Alum Creek goes globetrotting
Epcot Day's cultural fun sends students around world in one day
Fourth-grader Maddy Allen gets a henna tattoo from parent volunteer Renuka Bhatt during Epcot Day, held last Thursday, Dec. 6, at Alum Creek Elementary School. The temporary body paints are common in many South Asian countries, especially as part of wedding ceremonies. Buy This Photo
A sightseeing tour around the world could take months or years -- but Alum Creek Elementary School students did it in just one day.
Last Thursday, Dec. 6, the school hosted its fourth annual Epcot Day, an all-day event featuring games, activities, music and more from around the world.
The event is named after Disney's Epcot theme park, half of which is themed around world cultures.
Instead of going to their regular classes, students in grades 1-5 spent the day in the hallways and gymnasium playing games, making crafts and learning about other countries.
Music teacher Meghan Anderson prepared her classes with lessons featuring music and dances from India. Her fifth-grade students performed the Dandiya Raas, an Indian folk dance, during an opening ceremony to start the day.
Anderson said Epcot Day is equal parts fun and learning.
"The great thing is how much they get to learn about people who may not be like them," she said. "The kids have such enthusiasm on this day, it's astounding.

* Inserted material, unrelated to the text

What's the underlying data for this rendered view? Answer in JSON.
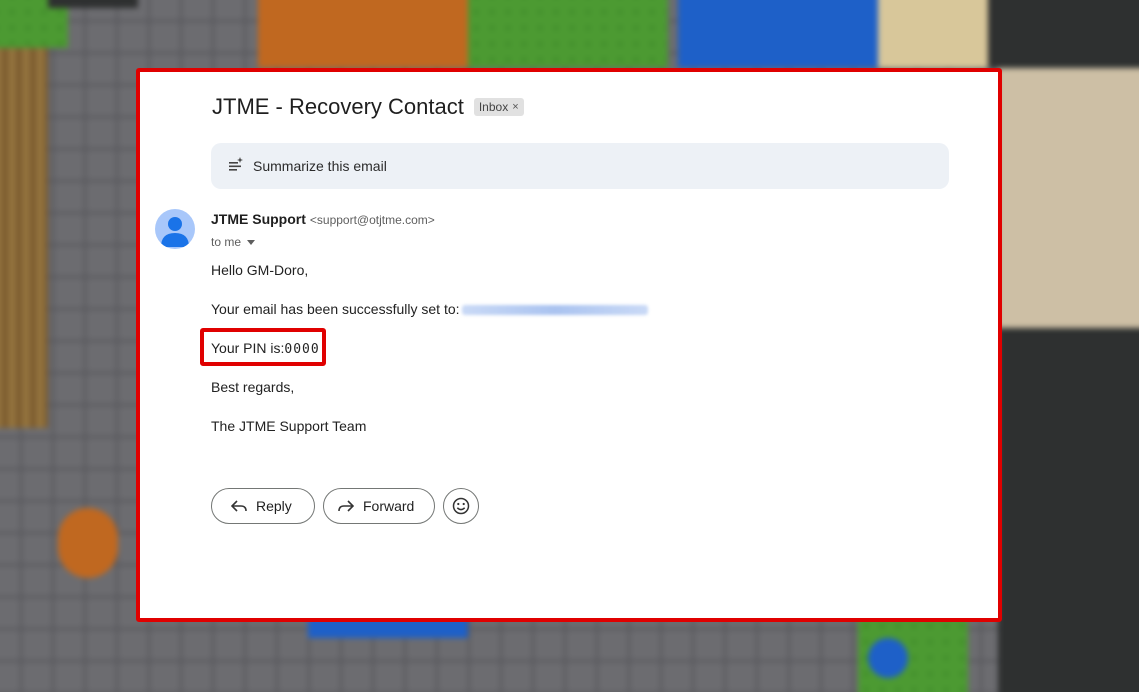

They talk about it for a long time after and just seem to have a joy about all the things they're learning."
In one hallway, students learned about day-to-day life in South Korea and played Korean board games.
At another station, they made German paper lanterns and learned how to celebrate St. Martin's Day, which marks the end of the growing season and the start of the fall harvest in Germany.
They also participated in a role-playing activity about Ellis Island, which served as a gateway harbor for millions of immigrants to the United States in the early 1900s.
Students were asked to pack an imaginary suitcase for the journey across the Atlantic Ocean to Ellis Island -- but they only had room for 10 items, so they had to be sensible.
Many parents and local residents who grew up in other parts of the world participated in the event to share their culture and customs.
"It's great to have them, because they talk to the kids and share their firsthand experiences about what it is like to live in those countries," Anderson said.
They even prepared some cultural dishes for students to try, such as a mango salsa from India.
Meanwhile, the Alum Creek gymnasium was packed with games and craft activities representing a wide range of countries.Students designed lemur bracelets from Madagascar, made Greek laurel wreaths and decorated a Mexican pinata.
Some students held the flags of all the countries they learned about during a closing ceremony, held in the school's commons area.
Teachers spent recent weeks in the classroom sharing lessons on world cultures to prepare students for the event.
It culminated in another memorable day for everyone involved, said Alum Creek secretary Kathy Culp.
"The kids might never have the chance to travel to some of these countries, so it's great that they get to learn a little bit about them and get a taste of what they're like," she said. "They absolutely love it."